It is a consolation to the wretched to have companions in misery, wrote Publilius Syrus in the first century BC. Perhaps this explains why "lugubrious" is so woeful-it's all alone. Sure, we can dress up "lugubrious" with suffixes to form "lugubriously" or "lugubriousness," but the word remains essentially an only child-the sole surviving English offspring of its Latin ancestors.
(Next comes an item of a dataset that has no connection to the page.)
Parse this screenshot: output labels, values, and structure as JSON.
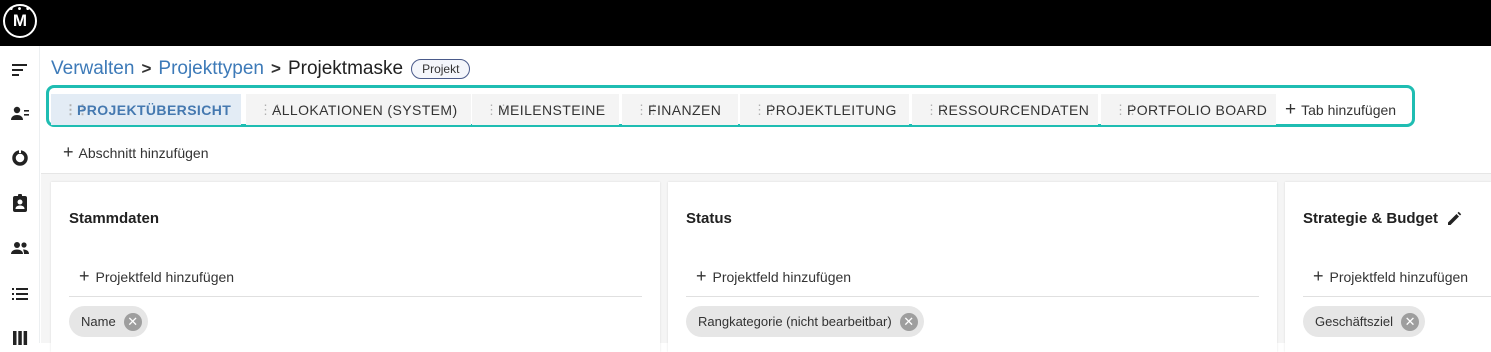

This wasn't always the case, though. "Lugubrious" once had a linguistic living relative in "luctual," an adjective meaning "sad" or "sorrowful." Like "lugubrious," "luctual" traced ultimately to the Latin verb lugēre, meaning "to mourn." "Luctual," however, faded into obsolescence long ago, leaving "lugubrious" to carry on the family's mournful mission all alone.
Examples of lugubrious in a Sentence
a comic actor known for his lugubrious manner
the diner's dim lighting makes eating there a particularly lugubrious experience
These example sentences are selected automatically from various online news sources to reflect current usage of the word 'lugubrious.' Views expressed in the examples do not represent the opinion of Merriam-Webster or its editors. Send us feedback.